May 7 - Moscow residents speak out ahead of Vladimir Putin's presidential inauguration. Travis Brecher reports.

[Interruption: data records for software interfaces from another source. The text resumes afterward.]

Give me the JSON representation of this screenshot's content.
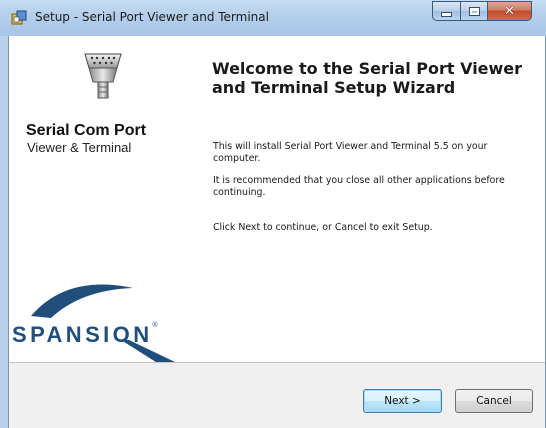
{
  "window": {
    "title": "Setup - Serial Port Viewer and Terminal",
    "app_icon": "installer-icon",
    "controls": {
      "minimize_icon": "minimize-icon",
      "maximize_icon": "maximize-icon",
      "close_icon": "close-icon"
    }
  },
  "sidebar": {
    "icon": "serial-connector-icon",
    "product_name": "Serial Com Port",
    "product_sub": "Viewer & Terminal",
    "logo_text": "SPANSION",
    "logo_mark": "®"
  },
  "main": {
    "title": "Welcome to the Serial Port Viewer and Terminal Setup Wizard",
    "paragraphs": [
      "This will install Serial Port Viewer and Terminal 5.5 on your computer.",
      "It is recommended that you close all other applications before continuing.",
      "Click Next to continue, or Cancel to exit Setup."
    ]
  },
  "footer": {
    "next_label": "Next >",
    "cancel_label": "Cancel"
  },
  "colors": {
    "logo_blue": "#1f4f7a",
    "frame": "#b9d1ea",
    "close_red": "#c04c2e"
  }
}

Vladimir Putin was set to be sworn in as Russia's president at a glittering ceremony on Monday - and in the early morning, security was already tight in Moscow. His inauguration comes just hours after clashes between police and protesters laid bare the deep division over his return to the Kremlin for six more years. The former KGB spy will take his oath before nearly 2,000 guests in the Kremlin's St. Andrew Hall, before being blessed by the head of the Russian Orthodox Church and taking charge of the nuclear suitcase. But one Moscow resident says it doesn't really matter who is in the Kremlin, as the real control in Russia lies in the hands of those with financial power. (SOUNDBITE) (Russian) MOSCOW STUDENT DMITRY SAYING: "I liked what one person said - 'Putin is the regime'. I don't think that if another person came to power anything would change. It's not a question of who is president, but of those people who control the big money and they will keep hold of it, even if the president changes - it doesn't matter, it's other people who influence things." While Putin's critics have tired of a political system that concentrates power in one man, many of his supporters welcome his domination of the country of more than 140 million. (SOUNDBITE) (Russian) MUSCOVITE LIUBOV SAYING: "He's a good person, he leads policy the right way. I like him, he's doing everything right." Putin, who will be 60 in October, grew up in Soviet days and worked as a spy in communist East Germany. But he's now under pressure to show he can adapt to a new political landscape - one in which opposition protesters expect to be heard. Travis Brecher, Reuters